Restricted (Penn State Only)
Abraham, Yewande Sonayon
Graduate Program:
Architectural Engineering
Doctor of Philosophy
Document Type:
Date of Defense:
December 04, 2017
Committee Members:
  • Chimay Anumba, Dissertation Advisor
  • Somayeh Asadi, Committee Chair
  • James Freihaut, Committee Member
  • Chimay Anumba, Committee Member
  • Conrad S Tucker, Outside Member
  • Lisa Domenica Iulo, Special Member
  • Nora El-Gohary, Special Member
  • Somayeh Asadi, Dissertation Advisor
  • Occupant values
  • Indoor Environmental Quality
  • Building energy consumption
  • Occupant behavior
  • Occupant comfort
In most countries, including the U.S., buildings are responsible for about 40% of energy consumption and over one-third of greenhouse gas emissions. Buildings consume a significant amount of energy during the operations phase. An acceptable indoor environmental quality (IEQ) is important for building occupants since poor conditions can impact their perceived health and productivity. People spend about 90% of their time indoors and sometimes take actions to improve their comfort such as adjusting the building systems (i.e., heating, ventilation and air conditioning (HVAC) systems), using personal devices, or adjusting their layers of clothing. Building systems do not adequately take the occupant preferences into account during the operations phase and the indoor environmental controls do not always accommodate those preferences. Occupant values (such as thermal comfort and visual comfort) can be better addressed in buildings through improved integration with building controls. Bridging the gap between occupant IEQ needs and the actual indoor conditions can be beneficial to improving building performance and occupant comfort. This study focused on the development of an approach to integrating occupant values and preferences with building systems to enhance comfort while reducing energy consumption. The objectives of this study were to establish occupant values and the relationships between the values, satisfaction, and behavior. A literature review was conducted to identify research gaps, the potential benefits of improved integration, and the applicability of agent-based modeling (ABM) for modeling occupant behavior and occupant values. Following this, an exploratory study using semi-structured interviews and questionnaires was conducted with professionals in the aerospace, shipbuilding, and automobile industry to assess how end-user values and preferences are accounted for and to identify lessons that can be learned for buildings. Empirical studies were completed using three case study buildings, two office spaces and one residential building in two different climates to understand the building operation and occupant values and behavior in those spaces. Surveys to establish occupant values, preferences, and satisfaction were also conducted in these buildings. Drawing on the findings in the industry case studies and empirical studies, an approach was proposed for improved integration between occupant values and building systems. An evaluation of the proposed approach by key industry professionals and experts demonstrated the need for improved communication between occupants and building operators, highlighted the importance of occupant education, and emphasized the energy savings that can be realized by eliminating some of the wasteful behaviors related to occupant discomfort with indoor conditions.

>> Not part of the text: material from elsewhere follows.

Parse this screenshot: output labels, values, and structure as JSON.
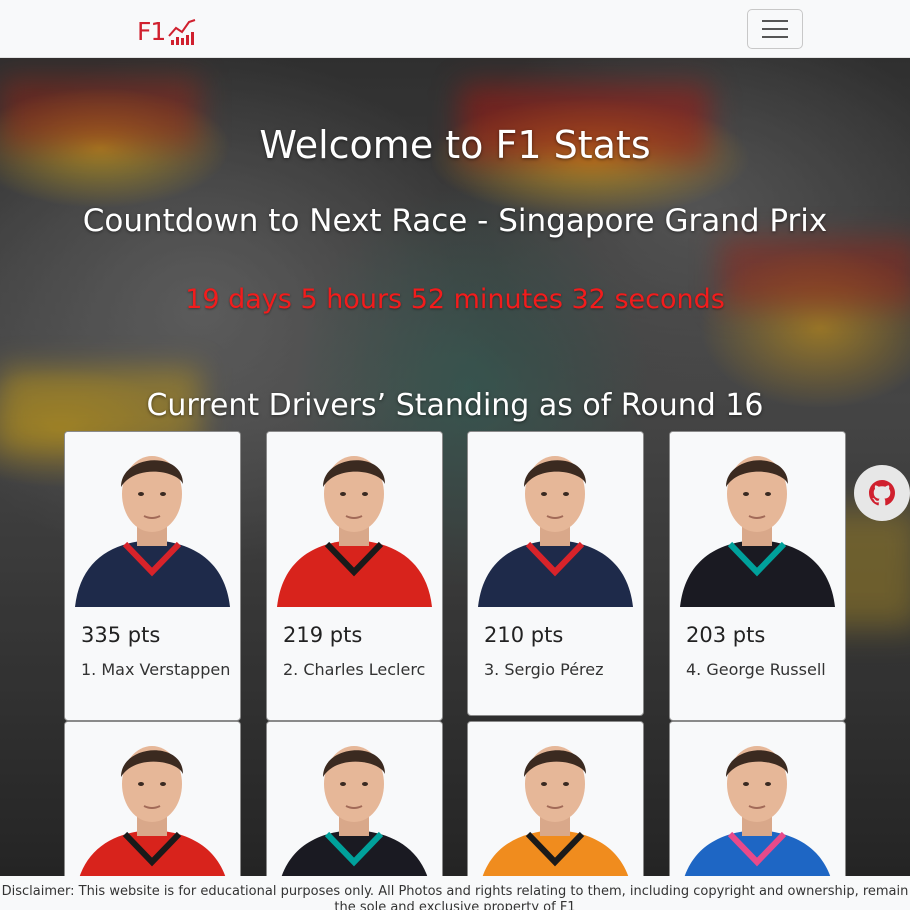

Recommendations for an integrative occupant-sensitive building operation were proposed following the exploration of other industries and the empirical studies. This thesis contributes to an understanding of occupant behavior and preferences through continuous monitoring of operational residential and office buildings in different climates. Further emphasis is placed on the role of occupants in buildings and the interventions that can allow for improved integration to enhance IEQ and building energy efficiency.